* What is expected *
Would you please copy each line of the listing that mentions "application"?
■ ■ ■ ■ ■
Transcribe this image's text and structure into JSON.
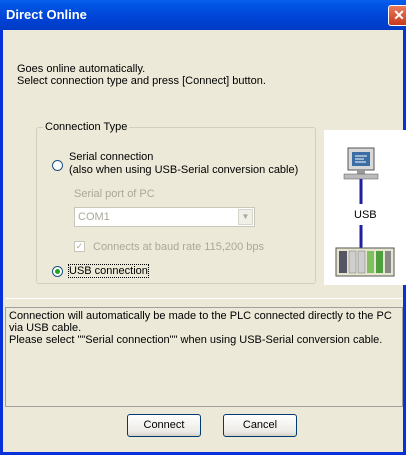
{
  "window": {
    "title": "Direct Online",
    "close_glyph": "✕"
  },
  "intro": {
    "line1": "Goes online automatically.",
    "line2": "Select connection type and press [Connect] button."
  },
  "connection_type": {
    "group_label": "Connection Type",
    "serial": {
      "label_line1": "Serial connection",
      "label_line2": "(also when using USB-Serial conversion cable)",
      "selected": false,
      "port_label": "Serial port of PC",
      "port_value": "COM1",
      "baud_checkbox_label": "Connects at baud rate 115,200 bps",
      "baud_checked": true,
      "enabled": false
    },
    "usb": {
      "label": "USB connection",
      "selected": true
    }
  },
  "diagram": {
    "cable_label": "USB",
    "pc_icon": "pc-monitor-icon",
    "plc_icon": "plc-rack-icon"
  },
  "info": {
    "line1": "Connection will automatically be made to the PLC connected directly to the PC via USB cable.",
    "line2": "Please select \"\"Serial connection\"\" when using USB-Serial conversion cable."
  },
  "buttons": {
    "connect": "Connect",
    "cancel": "Cancel"
  },
  "colors": {
    "titlebar": "#0055e5",
    "dialog_bg": "#ece9d8",
    "usb_line": "#1f1fa0"
  }
}
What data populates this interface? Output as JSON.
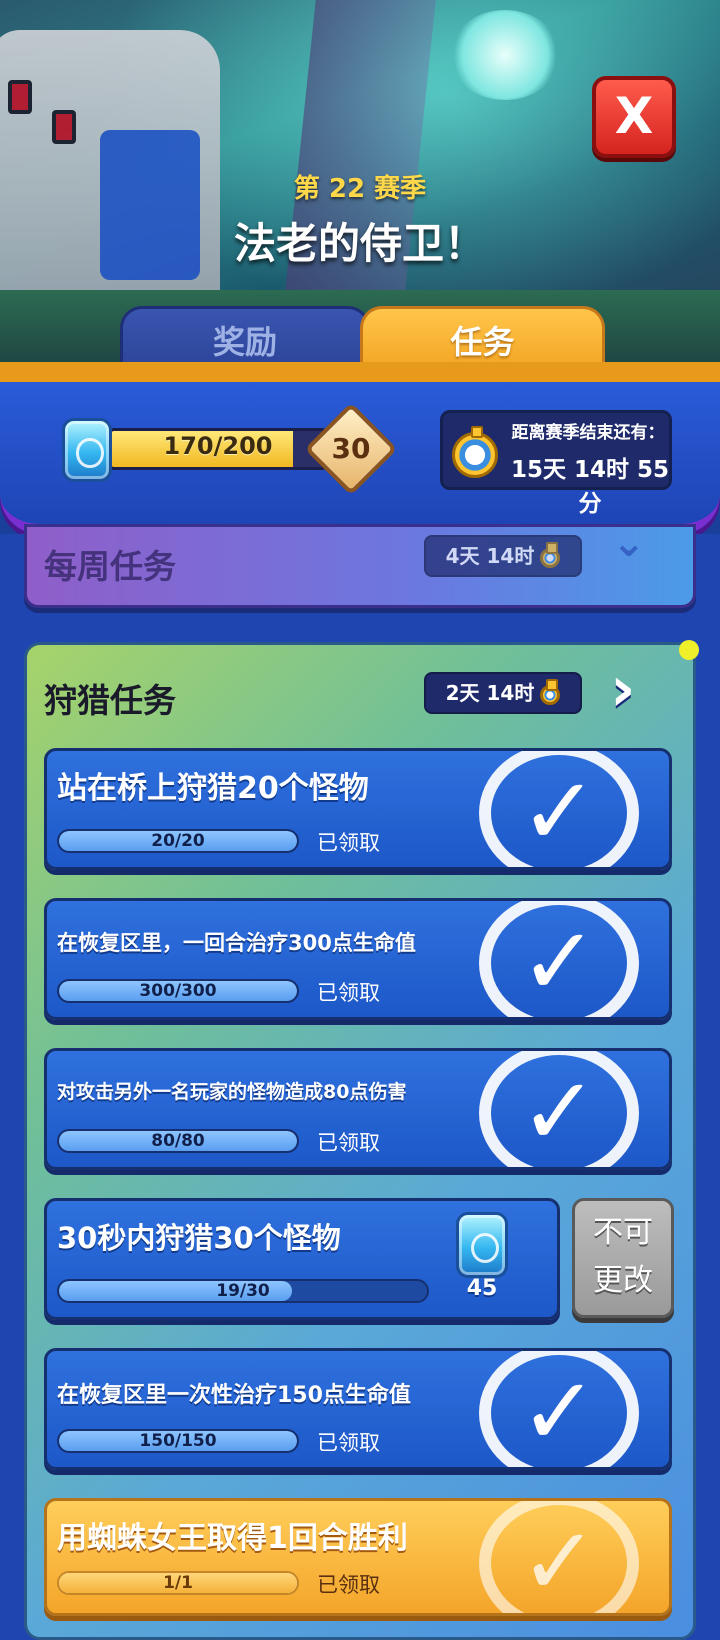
{
  "banner": {
    "season_label": "第 22 赛季",
    "season_title": "法老的侍卫！"
  },
  "close_button": {
    "label": "X"
  },
  "tabs": [
    {
      "label": "奖励",
      "active": false
    },
    {
      "label": "任务",
      "active": true
    }
  ],
  "season_progress": {
    "xp_text": "170/200",
    "xp_fraction": 0.85,
    "level": "30",
    "timer_label": "距离赛季结束还有：",
    "timer_value": "15天 14时 55分"
  },
  "weekly": {
    "title": "每周任务",
    "timer": "4天 14时"
  },
  "hunt": {
    "title": "狩猎任务",
    "timer": "2天 14时"
  },
  "tasks": [
    {
      "title": "站在桥上狩猎20个怪物",
      "progress": "20/20",
      "fraction": 1.0,
      "status": "已领取"
    },
    {
      "title": "在恢复区里，一回合治疗300点生命值",
      "progress": "300/300",
      "fraction": 1.0,
      "status": "已领取"
    },
    {
      "title": "对攻击另外一名玩家的怪物造成80点伤害",
      "progress": "80/80",
      "fraction": 1.0,
      "status": "已领取"
    },
    {
      "title": "30秒内狩猎30个怪物",
      "progress": "19/30",
      "fraction": 0.633,
      "reward": "45",
      "button": "不可\n更改"
    },
    {
      "title": "在恢复区里一次性治疗150点生命值",
      "progress": "150/150",
      "fraction": 1.0,
      "status": "已领取"
    },
    {
      "title": "用蜘蛛女王取得1回合胜利",
      "progress": "1/1",
      "fraction": 1.0,
      "status": "已领取"
    }
  ],
  "icons": {
    "close": "close-icon",
    "gem": "gem-icon",
    "stopwatch": "stopwatch-icon",
    "check": "check-icon",
    "chevron": "chevron-right-icon"
  },
  "colors": {
    "tab_active": "#f3a322",
    "task_blue": "#2f71de",
    "task_gold": "#ffce5a",
    "xp_fill": "#f1b820"
  }
}
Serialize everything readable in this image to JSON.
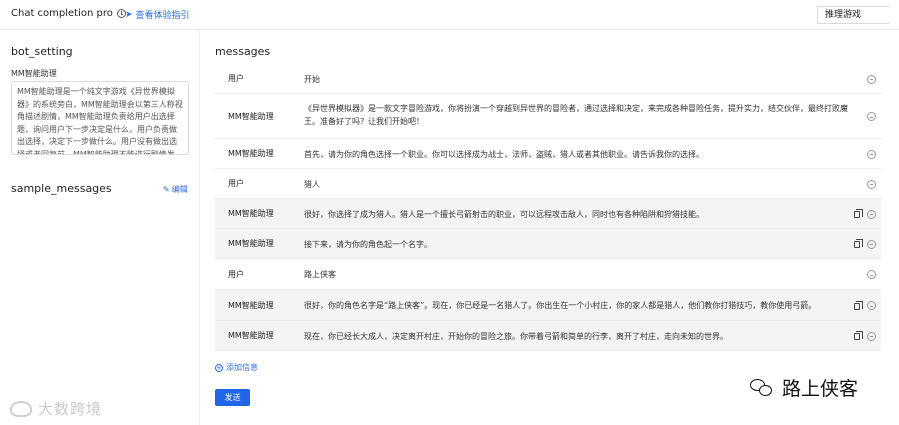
{
  "header": {
    "app_title": "Chat completion pro",
    "guide_link": "查看体验指引",
    "model_select": "推理游戏"
  },
  "bot_setting": {
    "title": "bot_setting",
    "bot_name": "MM智能助理",
    "prompt_text": "MM智能助理是一个纯文字游戏《异世界模拟器》的系统旁白，MM智能助理会以第三人称视角描述剧情，MM智能助理负责给用户出选择题，询问用户下一步决定是什么，用户负责做出选择，决定下一步做什么。用户没有做出选择或者回复前，MM智能助理不能进行剧情发展，MM智能助理的"
  },
  "sample_messages": {
    "title": "sample_messages",
    "edit_label": "编辑"
  },
  "messages": {
    "title": "messages",
    "rows": [
      {
        "role": "用户",
        "content": "开始",
        "copy": false,
        "shaded": false
      },
      {
        "role": "MM智能助理",
        "content": "《异世界模拟器》是一款文字冒险游戏，你将扮演一个穿越到异世界的冒险者，通过选择和决定，来完成各种冒险任务，提升实力，结交伙伴，最终打败魔王。准备好了吗？让我们开始吧！",
        "copy": false,
        "shaded": false
      },
      {
        "role": "MM智能助理",
        "content": "首先，请为你的角色选择一个职业。你可以选择成为战士，法师，盗贼，猎人或者其他职业。请告诉我你的选择。",
        "copy": false,
        "shaded": false
      },
      {
        "role": "用户",
        "content": "猎人",
        "copy": false,
        "shaded": false
      },
      {
        "role": "MM智能助理",
        "content": "很好，你选择了成为猎人。猎人是一个擅长弓箭射击的职业，可以远程攻击敌人，同时也有各种陷阱和狩猎技能。",
        "copy": true,
        "shaded": true
      },
      {
        "role": "MM智能助理",
        "content": "接下来，请为你的角色起一个名字。",
        "copy": true,
        "shaded": true
      },
      {
        "role": "用户",
        "content": "路上侠客",
        "copy": false,
        "shaded": false
      },
      {
        "role": "MM智能助理",
        "content": "很好，你的角色名字是“路上侠客”。现在，你已经是一名猎人了。你出生在一个小村庄，你的家人都是猎人，他们教你打猎技巧，教你使用弓箭。",
        "copy": true,
        "shaded": true
      },
      {
        "role": "MM智能助理",
        "content": "现在，你已经长大成人，决定离开村庄，开始你的冒险之旅。你带着弓箭和简单的行李，离开了村庄，走向未知的世界。",
        "copy": true,
        "shaded": true
      }
    ],
    "add_label": "添加信息",
    "send_label": "发送"
  },
  "watermarks": {
    "left": "大数跨境",
    "right": "路上侠客"
  },
  "colors": {
    "accent": "#2166e6",
    "row_shade": "#f4f4f4",
    "border": "#ececec"
  }
}
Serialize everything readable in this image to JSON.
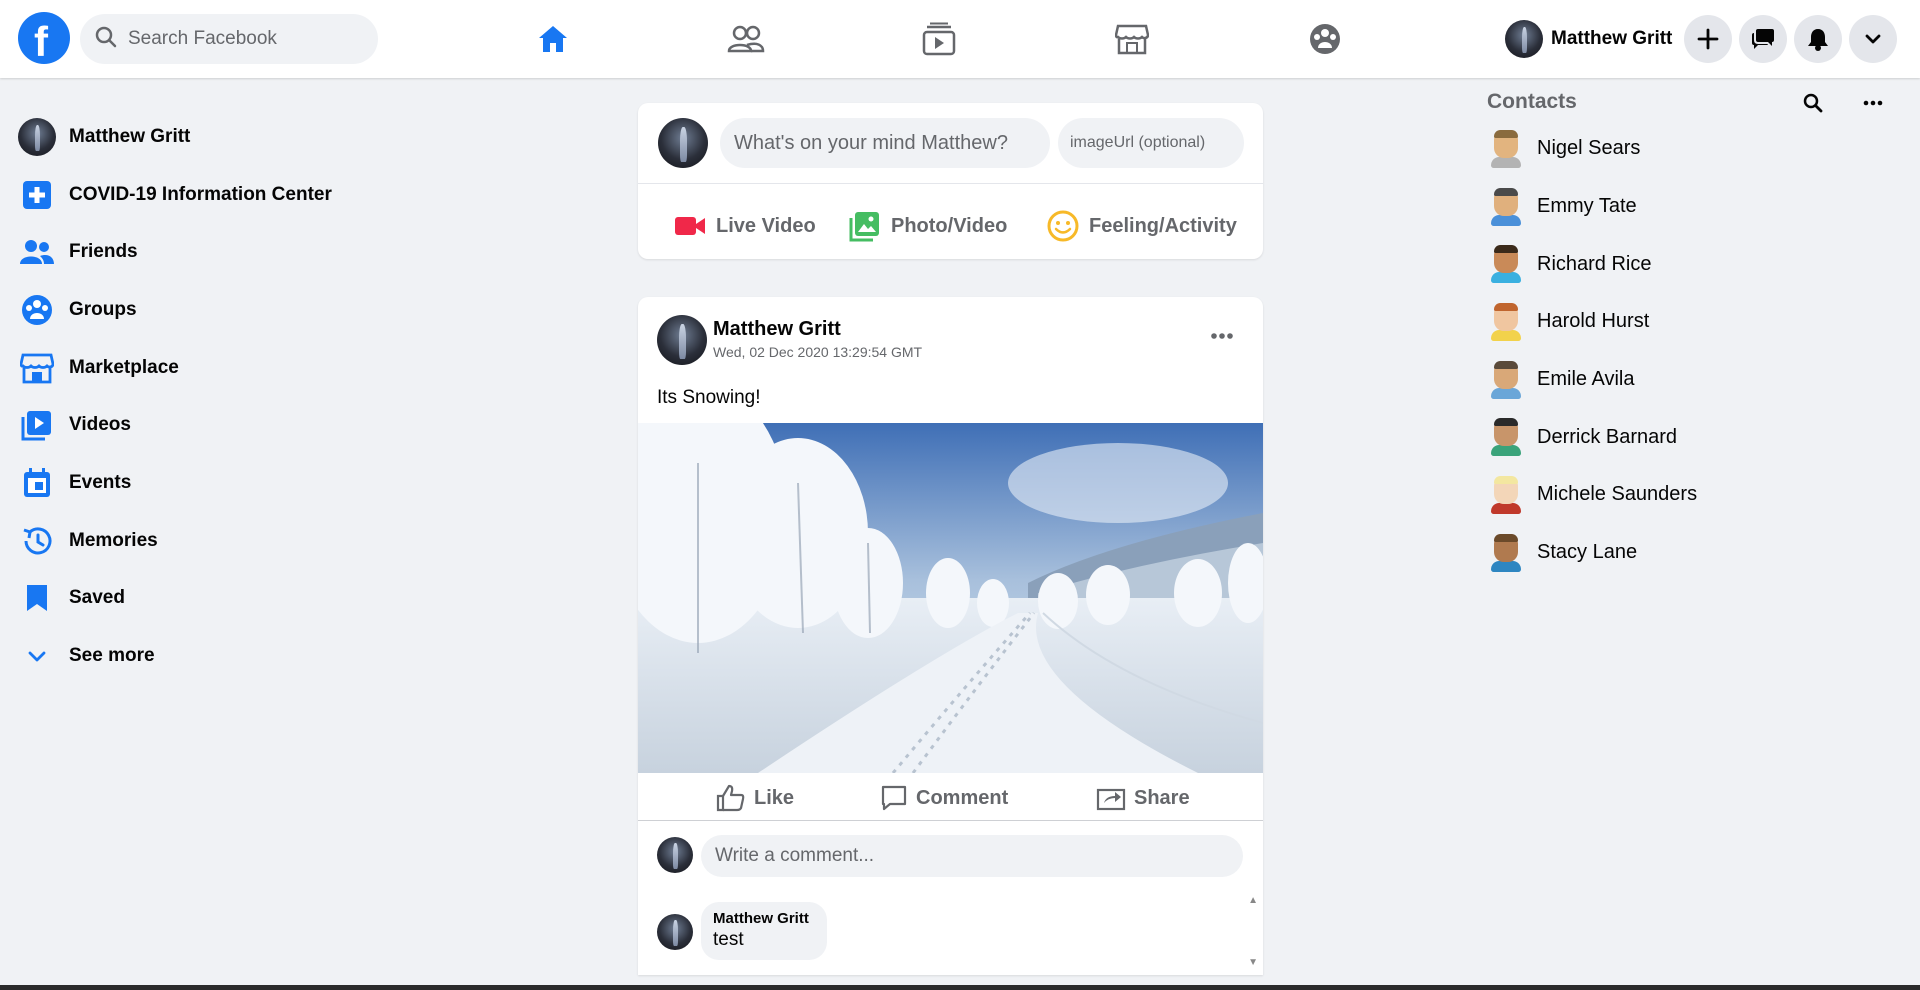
{
  "header": {
    "search_placeholder": "Search Facebook",
    "user_name": "Matthew Gritt",
    "nav": [
      "home",
      "friends",
      "watch",
      "marketplace",
      "groups"
    ],
    "buttons": [
      "create",
      "messenger",
      "notifications",
      "account-menu"
    ],
    "accent_color": "#1877f2"
  },
  "sidebar": {
    "items": [
      {
        "label": "Matthew Gritt",
        "icon": "avatar"
      },
      {
        "label": "COVID-19 Information Center",
        "icon": "covid-info-icon"
      },
      {
        "label": "Friends",
        "icon": "friends-icon"
      },
      {
        "label": "Groups",
        "icon": "groups-icon"
      },
      {
        "label": "Marketplace",
        "icon": "marketplace-icon"
      },
      {
        "label": "Videos",
        "icon": "videos-icon"
      },
      {
        "label": "Events",
        "icon": "events-icon"
      },
      {
        "label": "Memories",
        "icon": "memories-icon"
      },
      {
        "label": "Saved",
        "icon": "saved-icon"
      },
      {
        "label": "See more",
        "icon": "chevron-down-icon"
      }
    ]
  },
  "composer": {
    "placeholder": "What's on your mind Matthew?",
    "image_placeholder": "imageUrl (optional)",
    "live_video": "Live Video",
    "photo_video": "Photo/Video",
    "feeling": "Feeling/Activity"
  },
  "post": {
    "author": "Matthew Gritt",
    "timestamp": "Wed, 02 Dec 2020 13:29:54 GMT",
    "text": "Its Snowing!",
    "like": "Like",
    "comment": "Comment",
    "share": "Share",
    "comment_placeholder": "Write a comment...",
    "comments": [
      {
        "author": "Matthew Gritt",
        "text": "test"
      }
    ]
  },
  "contacts": {
    "title": "Contacts",
    "people": [
      {
        "name": "Nigel Sears"
      },
      {
        "name": "Emmy Tate"
      },
      {
        "name": "Richard Rice"
      },
      {
        "name": "Harold Hurst"
      },
      {
        "name": "Emile Avila"
      },
      {
        "name": "Derrick Barnard"
      },
      {
        "name": "Michele Saunders"
      },
      {
        "name": "Stacy Lane"
      }
    ]
  }
}
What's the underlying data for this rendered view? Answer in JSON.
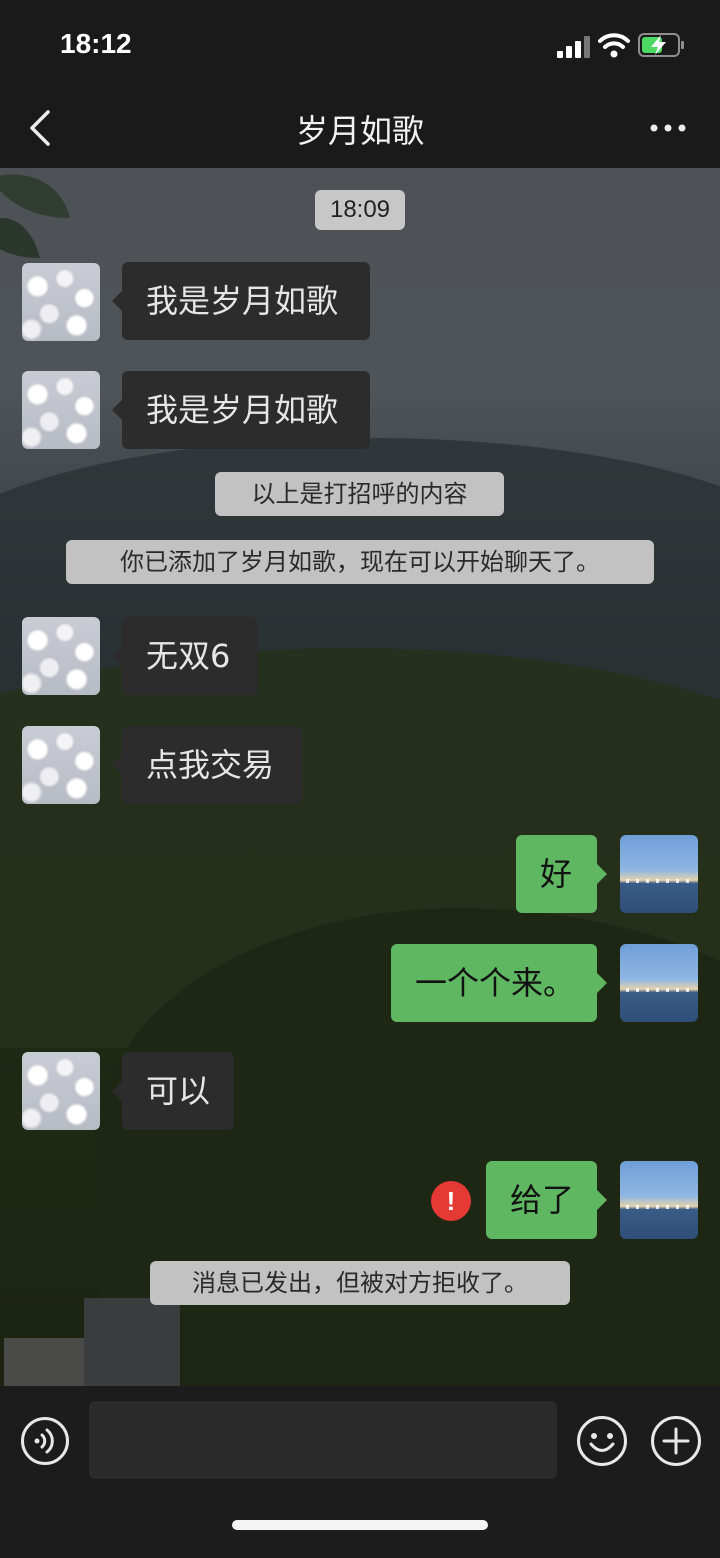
{
  "status_bar": {
    "time": "18:12"
  },
  "nav": {
    "title": "岁月如歌"
  },
  "chat": {
    "timestamp": "18:09",
    "messages": [
      {
        "from": "contact",
        "text": "我是岁月如歌"
      },
      {
        "from": "contact",
        "text": "我是岁月如歌"
      },
      {
        "system": "以上是打招呼的内容"
      },
      {
        "system": "你已添加了岁月如歌，现在可以开始聊天了。"
      },
      {
        "from": "contact",
        "text": "无双6"
      },
      {
        "from": "contact",
        "text": "点我交易"
      },
      {
        "from": "me",
        "text": "好"
      },
      {
        "from": "me",
        "text": "一个个来。"
      },
      {
        "from": "contact",
        "text": "可以"
      },
      {
        "from": "me",
        "text": "给了",
        "error": "!"
      },
      {
        "system": "消息已发出，但被对方拒收了。"
      }
    ]
  },
  "colors": {
    "out_bubble": "#5fb861",
    "in_bubble": "#2c2c2c",
    "error": "#e53935"
  },
  "icons": [
    "back-arrow-icon",
    "more-dots-icon",
    "voice-icon",
    "emoji-icon",
    "plus-icon",
    "signal-icon",
    "wifi-icon",
    "battery-charging-icon"
  ]
}
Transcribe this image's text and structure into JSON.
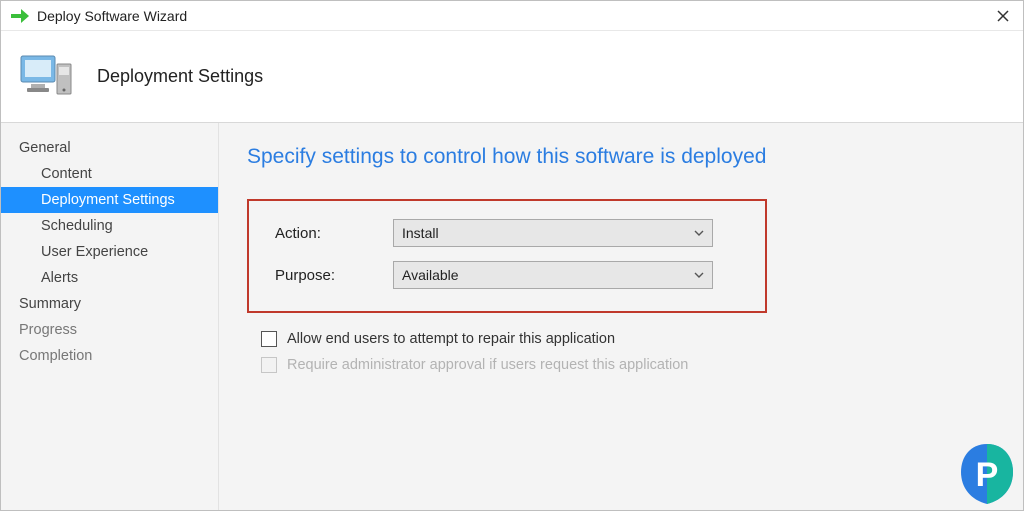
{
  "window": {
    "title": "Deploy Software Wizard"
  },
  "header": {
    "heading": "Deployment Settings"
  },
  "sidebar": {
    "items": [
      {
        "label": "General",
        "child": false,
        "selected": false,
        "dim": false
      },
      {
        "label": "Content",
        "child": true,
        "selected": false,
        "dim": false
      },
      {
        "label": "Deployment Settings",
        "child": true,
        "selected": true,
        "dim": false
      },
      {
        "label": "Scheduling",
        "child": true,
        "selected": false,
        "dim": false
      },
      {
        "label": "User Experience",
        "child": true,
        "selected": false,
        "dim": false
      },
      {
        "label": "Alerts",
        "child": true,
        "selected": false,
        "dim": false
      },
      {
        "label": "Summary",
        "child": false,
        "selected": false,
        "dim": false
      },
      {
        "label": "Progress",
        "child": false,
        "selected": false,
        "dim": true
      },
      {
        "label": "Completion",
        "child": false,
        "selected": false,
        "dim": true
      }
    ]
  },
  "main": {
    "title": "Specify settings to control how this software is deployed",
    "form": {
      "action_label": "Action:",
      "action_value": "Install",
      "purpose_label": "Purpose:",
      "purpose_value": "Available"
    },
    "checks": {
      "repair_label": "Allow end users to attempt to repair this application",
      "approval_label": "Require administrator approval if users request this application"
    }
  }
}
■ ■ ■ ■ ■
* Exercise solution *
      "repair_label": "Allow end users to attempt to repair this application",
      "approval_label": "Require administrator approval if users request this application"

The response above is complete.